The band was a huge success. We did several tours, and it helped kick-start all 5 of our careers. But India, especially back then was a country where independent music had no platform for the showcase. Unless your song was made to a script for a movie, there was no airtime on radio shows or tv shows unless you were an International Artist. That’s why I moved out here because, although I have a great deal of respect for Bollywood Projects, I wanted to write, record and release my own music.
The culture is slowly changing India just like what the music industry went through in America in the 70s-80s with the advent of the record label industry. But it is a prime setting for a massive surge for anyone who is a visionary, looking to step into the independent music scene with big plans and financial backing because currently there is a starving market for non-film music in India.
Your single ‘Wonder Women’ recently debuted on MTV’s the Challenge what it was like to see the fruit of your labor come full circle?
I’ve been working very hard as an independent artist for a while now that I felt like my team and I deserved every bit of that moment. We are super grateful for the opportunity.
What are some the techniques that you have learned as a DJ that has helped you become a better artist?
That’s life and in music timing and reading your audience is everything.
You are about to leave on tour and heading to India until January. Can you describe how you mentally and physically prepare yourself for a trip of this caliber?
I ‘ve been waiting for this moment for a while now. The excitement is keeping me awake at night.
Finally, can we expect a full project from you heading into next year and do you plan on working with A.R. Rahman on any new music?

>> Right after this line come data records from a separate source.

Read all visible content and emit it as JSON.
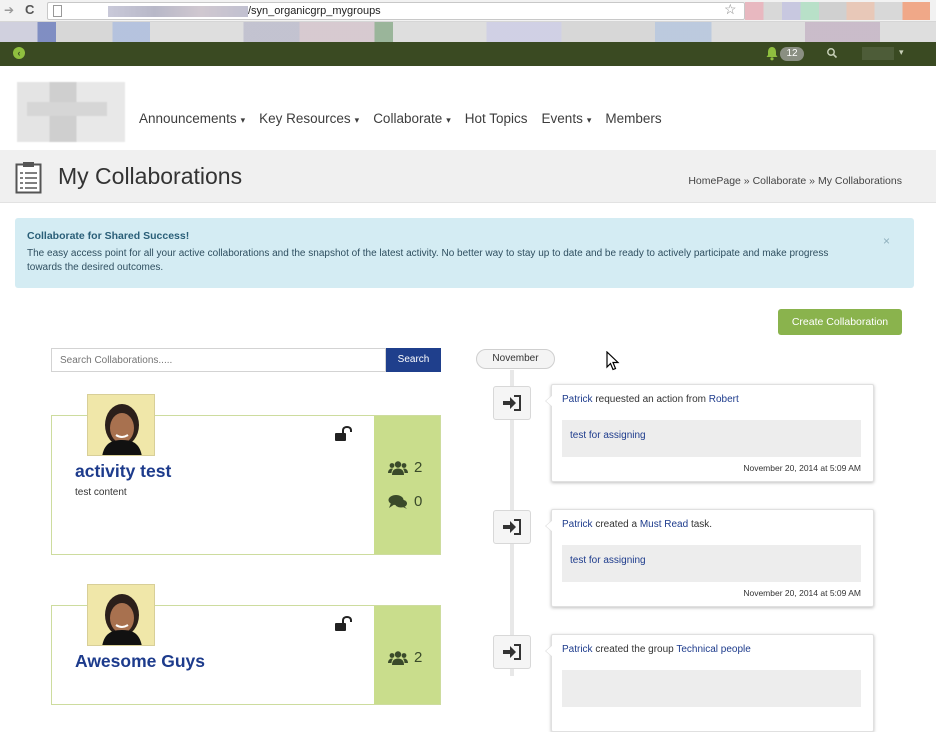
{
  "browser": {
    "url_suffix": "/syn_organicgrp_mygroups"
  },
  "topbar": {
    "notification_count": "12"
  },
  "nav": {
    "items": [
      {
        "label": "Announcements",
        "dropdown": true
      },
      {
        "label": "Key Resources",
        "dropdown": true
      },
      {
        "label": "Collaborate",
        "dropdown": true
      },
      {
        "label": "Hot Topics",
        "dropdown": false
      },
      {
        "label": "Events",
        "dropdown": true
      },
      {
        "label": "Members",
        "dropdown": false
      }
    ],
    "caret": "▾"
  },
  "page": {
    "title": "My Collaborations",
    "breadcrumb": [
      "HomePage",
      "Collaborate",
      "My Collaborations"
    ],
    "breadcrumb_sep": " » "
  },
  "alert": {
    "title": "Collaborate for Shared Success!",
    "body": "The easy access point for all your active collaborations and the snapshot of the latest activity. No better way to stay up to date and be ready to actively participate and make progress towards the desired outcomes.",
    "close": "×"
  },
  "actions": {
    "create_label": "Create Collaboration"
  },
  "search": {
    "placeholder": "Search Collaborations.....",
    "button_label": "Search"
  },
  "collaborations": [
    {
      "title": "activity test",
      "description": "test content",
      "members": "2",
      "comments": "0"
    },
    {
      "title": "Awesome Guys",
      "description": "",
      "members": "2",
      "comments": ""
    }
  ],
  "timeline": {
    "month": "November",
    "events": [
      {
        "actor": "Patrick",
        "text": " requested an action from ",
        "target": "Robert",
        "tail": "",
        "content": "test for assigning",
        "date": "November 20, 2014 at 5:09 AM"
      },
      {
        "actor": "Patrick",
        "text": " created a ",
        "target": "Must Read",
        "tail": " task.",
        "content": "test for assigning",
        "date": "November 20, 2014 at 5:09 AM"
      },
      {
        "actor": "Patrick",
        "text": " created the group ",
        "target": "Technical people",
        "tail": "",
        "content": "",
        "date": ""
      }
    ]
  },
  "colors": {
    "topbar": "#3a4a22",
    "accent_green": "#8ab34d",
    "card_side": "#c9dd8c",
    "link_blue": "#1d3b8c",
    "search_button": "#1f3f8c",
    "alert_bg": "#d4ecf3"
  }
}
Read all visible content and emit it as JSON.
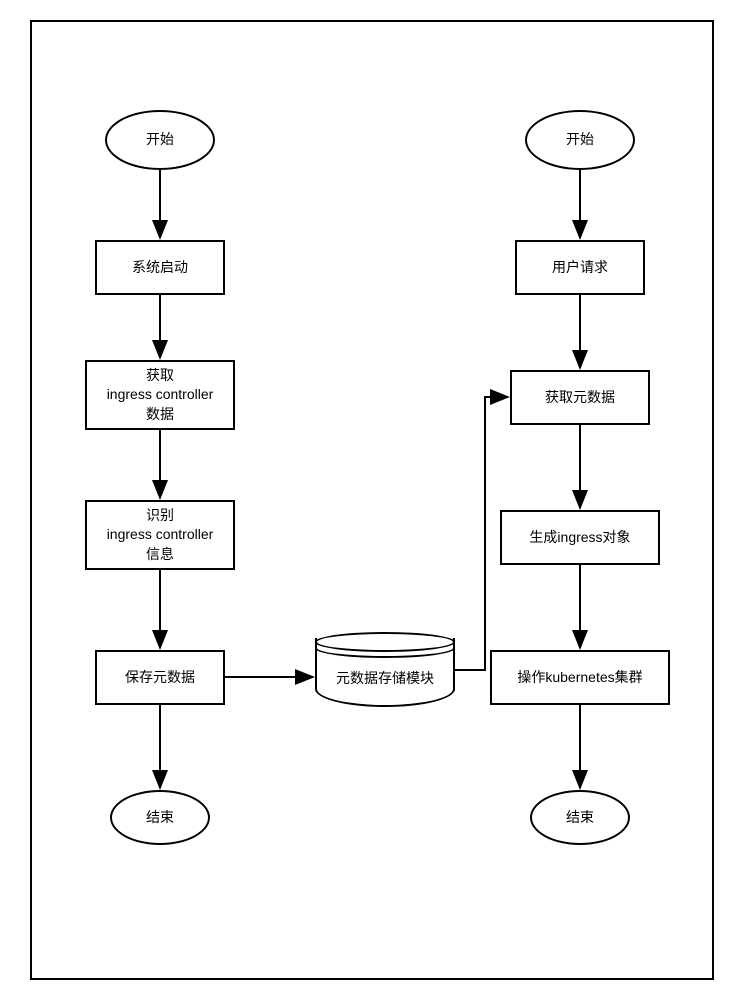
{
  "flow_left": {
    "start": "开始",
    "step1": "系统启动",
    "step2_line1": "获取",
    "step2_line2": "ingress controller",
    "step2_line3": "数据",
    "step3_line1": "识别",
    "step3_line2": "ingress controller",
    "step3_line3": "信息",
    "step4": "保存元数据",
    "end": "结束"
  },
  "center": {
    "store": "元数据存储模块"
  },
  "flow_right": {
    "start": "开始",
    "step1": "用户请求",
    "step2": "获取元数据",
    "step3": "生成ingress对象",
    "step4": "操作kubernetes集群",
    "end": "结束"
  }
}
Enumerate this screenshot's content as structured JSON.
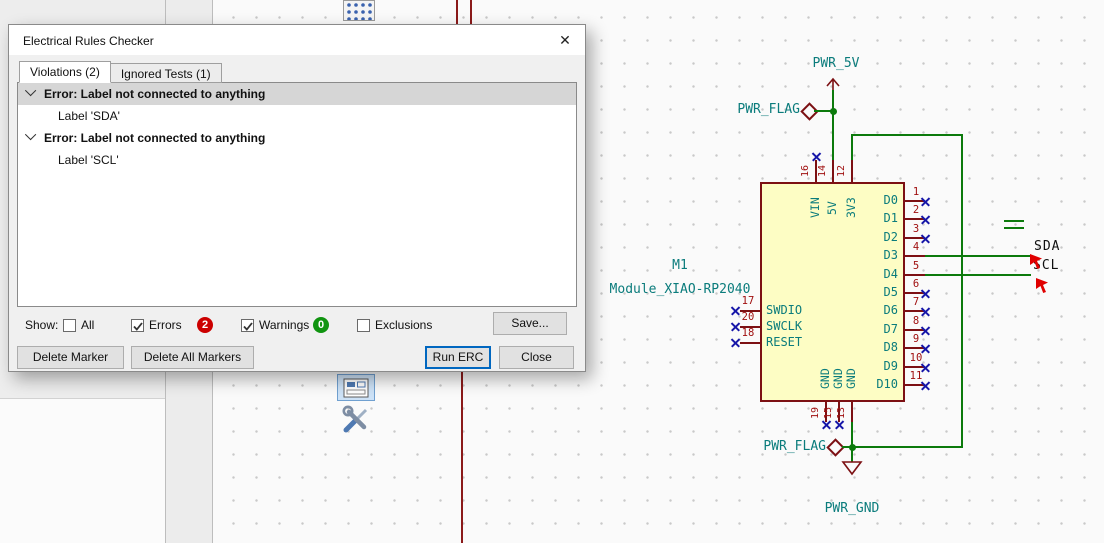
{
  "dialog": {
    "title": "Electrical Rules Checker",
    "close_glyph": "✕",
    "tabs": [
      {
        "label": "Violations (2)"
      },
      {
        "label": "Ignored Tests (1)"
      }
    ],
    "violations": [
      {
        "header": "Error: Label not connected to anything",
        "detail": "Label 'SDA'",
        "selected": true
      },
      {
        "header": "Error: Label not connected to anything",
        "detail": "Label 'SCL'",
        "selected": false
      }
    ],
    "show_label": "Show:",
    "filters": [
      {
        "label": "All",
        "checked": false
      },
      {
        "label": "Errors",
        "checked": true,
        "badge": "2",
        "badge_color": "#cc0000"
      },
      {
        "label": "Warnings",
        "checked": true,
        "badge": "0",
        "badge_color": "#109410"
      },
      {
        "label": "Exclusions",
        "checked": false
      }
    ],
    "buttons": {
      "save": "Save...",
      "delete_marker": "Delete Marker",
      "delete_all_markers": "Delete All Markers",
      "run_erc": "Run ERC",
      "close": "Close"
    }
  },
  "schematic": {
    "component": {
      "reference": "M1",
      "value": "Module_XIAO-RP2040"
    },
    "power": {
      "pwr_5v": "PWR_5V",
      "pwr_flag_top": "PWR_FLAG",
      "pwr_flag_bottom": "PWR_FLAG",
      "pwr_gnd": "PWR_GND"
    },
    "net_labels": {
      "sda": "SDA",
      "scl": "SCL"
    },
    "pins_right": [
      {
        "name": "D0",
        "num": "1"
      },
      {
        "name": "D1",
        "num": "2"
      },
      {
        "name": "D2",
        "num": "3"
      },
      {
        "name": "D3",
        "num": "4"
      },
      {
        "name": "D4",
        "num": "5"
      },
      {
        "name": "D5",
        "num": "6"
      },
      {
        "name": "D6",
        "num": "7"
      },
      {
        "name": "D7",
        "num": "8"
      },
      {
        "name": "D8",
        "num": "9"
      },
      {
        "name": "D9",
        "num": "10"
      },
      {
        "name": "D10",
        "num": "11"
      }
    ],
    "pins_left": [
      {
        "name": "SWDIO",
        "num": "17"
      },
      {
        "name": "SWCLK",
        "num": "20"
      },
      {
        "name": "RESET",
        "num": "18"
      }
    ],
    "pins_top": [
      {
        "name": "VIN",
        "num": "16"
      },
      {
        "name": "5V",
        "num": "14"
      },
      {
        "name": "3V3",
        "num": "12"
      }
    ],
    "pins_bottom": [
      {
        "name": "GND",
        "num": "19"
      },
      {
        "name": "GND",
        "num": "15"
      },
      {
        "name": "GND",
        "num": "13"
      }
    ],
    "colors": {
      "wire": "#0c7a0c",
      "symbol_outline": "#7c1013",
      "pin_name": "#0b7c7c",
      "pin_number": "#a01010",
      "no_connect": "#1616a8",
      "net_label": "#101010",
      "body_fill": "#fdfdc4",
      "erc_marker": "#e00000"
    }
  }
}
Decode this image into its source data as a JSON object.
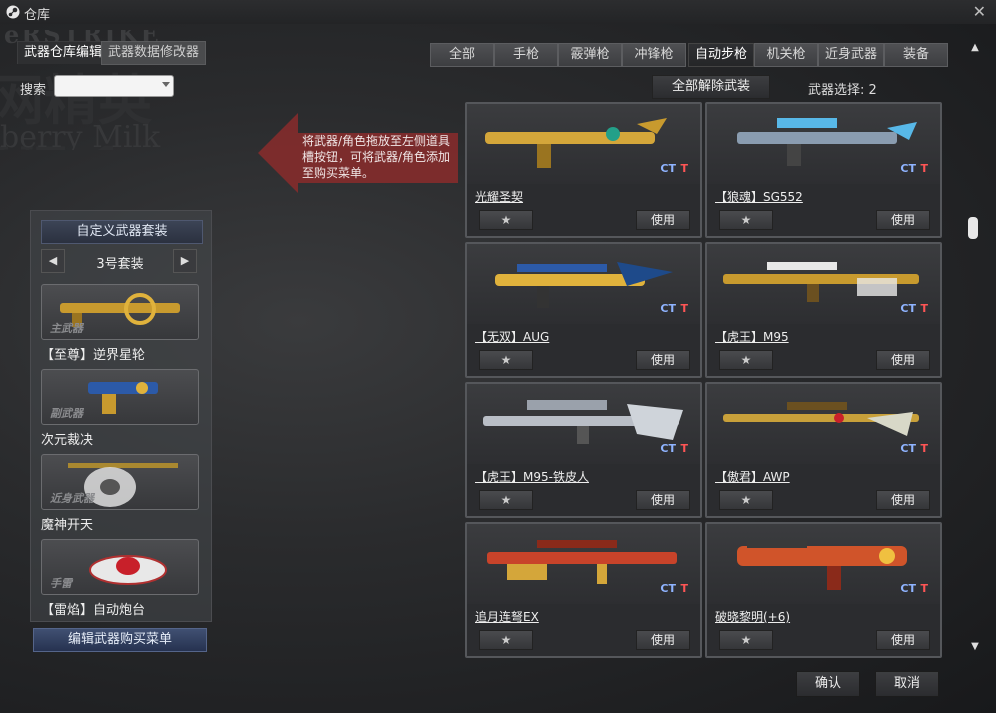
{
  "window": {
    "title": "仓库",
    "close_icon": "close-icon"
  },
  "background_logo": {
    "line1": "eRSTRIKE",
    "line2": "网精英V7.1",
    "line3": "berry Milk Edition"
  },
  "left_tabs": [
    {
      "label": "武器仓库编辑",
      "active": true
    },
    {
      "label": "武器数据修改器",
      "active": false
    }
  ],
  "search": {
    "label": "搜索",
    "value": ""
  },
  "hint": {
    "text": "将武器/角色拖放至左侧道具槽按钮，可将武器/角色添加至购买菜单。"
  },
  "custom_set": {
    "title": "自定义武器套装",
    "set_label": "3号套装",
    "prev_icon": "triangle-left-icon",
    "next_icon": "triangle-right-icon",
    "slots": [
      {
        "type": "主武器",
        "name": "【至尊】逆界星轮"
      },
      {
        "type": "副武器",
        "name": "次元裁决"
      },
      {
        "type": "近身武器",
        "name": "魔神开天"
      },
      {
        "type": "手雷",
        "name": "【雷焰】自动炮台"
      }
    ],
    "edit_buy_label": "编辑武器购买菜单"
  },
  "category_tabs": [
    {
      "label": "全部",
      "active": false
    },
    {
      "label": "手枪",
      "active": false
    },
    {
      "label": "霰弹枪",
      "active": false
    },
    {
      "label": "冲锋枪",
      "active": false
    },
    {
      "label": "自动步枪",
      "active": true
    },
    {
      "label": "机关枪",
      "active": false
    },
    {
      "label": "近身武器",
      "active": false
    },
    {
      "label": "装备",
      "active": false
    }
  ],
  "unequip_all_label": "全部解除武装",
  "weapon_select": {
    "label": "武器选择: 2"
  },
  "team_labels": {
    "ct": "CT",
    "t": "T"
  },
  "card_buttons": {
    "favorite": "★",
    "use": "使用"
  },
  "weapons": [
    {
      "name": "光耀圣契",
      "accent": "#d4a63a"
    },
    {
      "name": "【狼魂】SG552",
      "accent": "#58b8e8"
    },
    {
      "name": "【无双】AUG",
      "accent": "#e0b23c"
    },
    {
      "name": "【虎王】M95",
      "accent": "#c89a2e"
    },
    {
      "name": "【虎王】M95-铁皮人",
      "accent": "#b9bec6"
    },
    {
      "name": "【傲君】AWP",
      "accent": "#c8a03a"
    },
    {
      "name": "追月连弩EX",
      "accent": "#c8432a"
    },
    {
      "name": "破晓黎明(+6)",
      "accent": "#d0542a"
    }
  ],
  "bottom": {
    "confirm": "确认",
    "cancel": "取消"
  },
  "colors": {
    "accent_blue": "#8fb4ff",
    "t_red": "#ff5555",
    "hint_red": "#8a2c2c"
  }
}
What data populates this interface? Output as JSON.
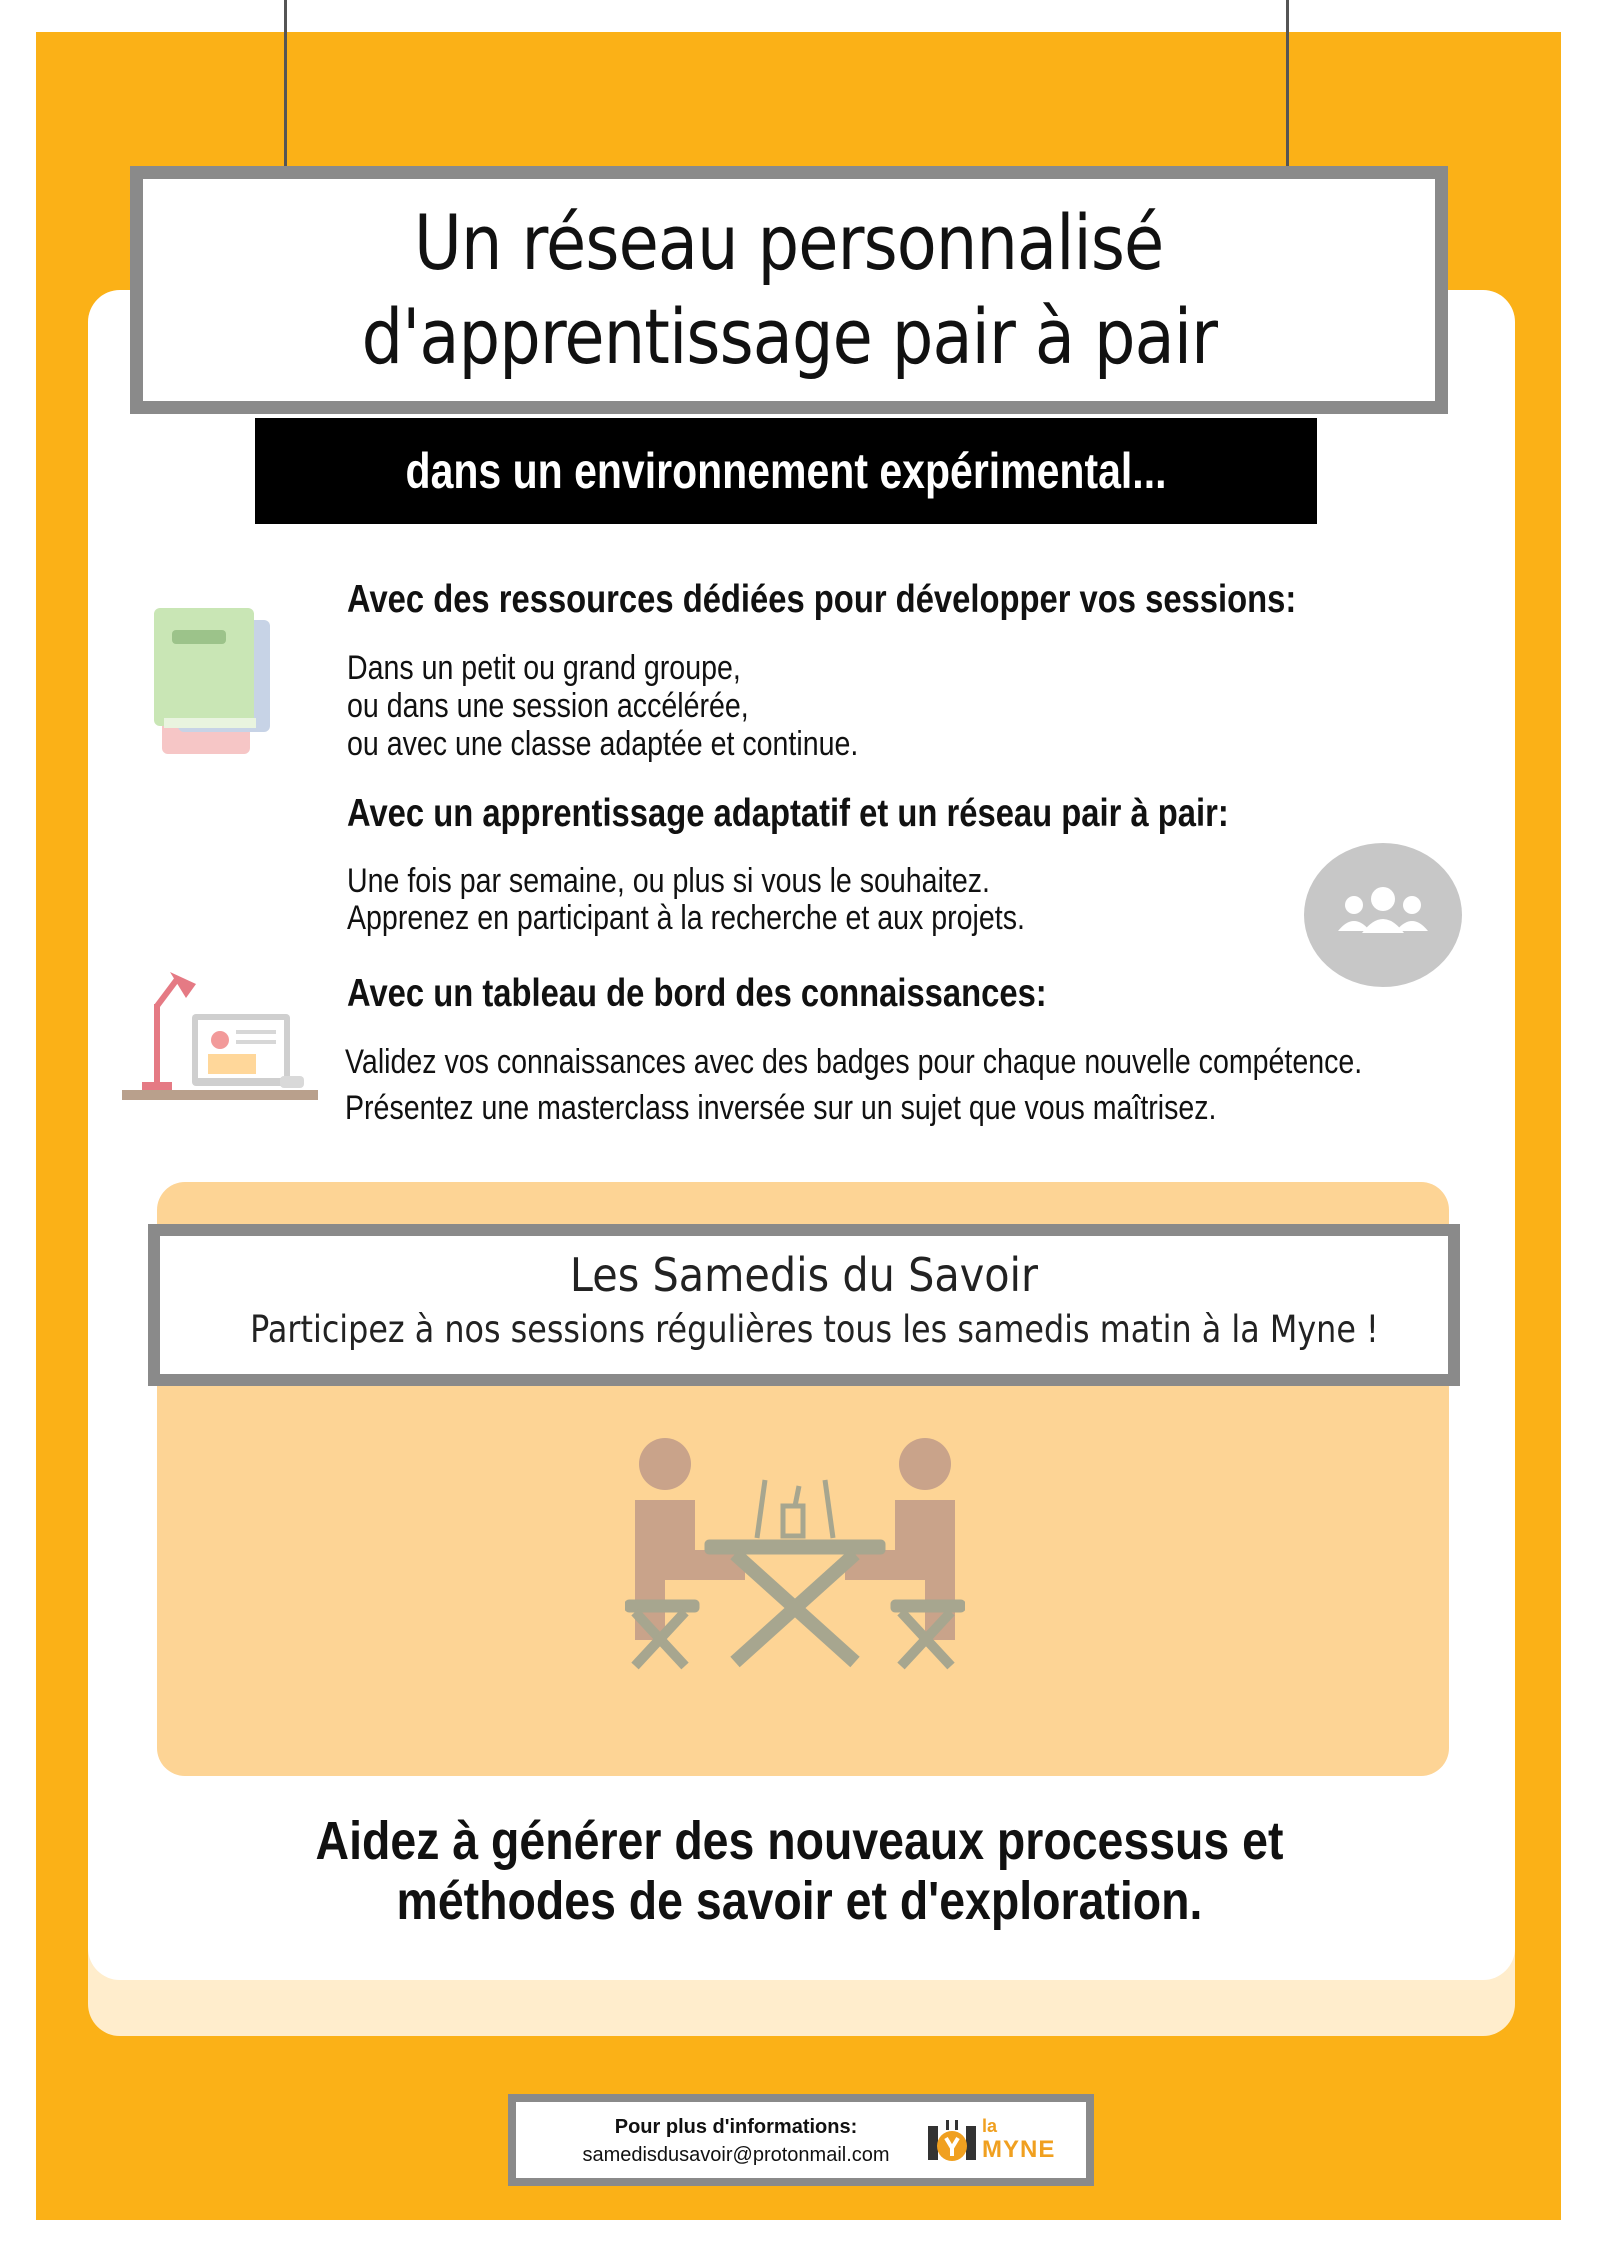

I have a lot of new music coming out as part of my EP. And like I mentioned earlier, when the timing is favorable may be I’ll have another chance to work with Mr. A.R Rahman, but right now my focus is on my music.Tweet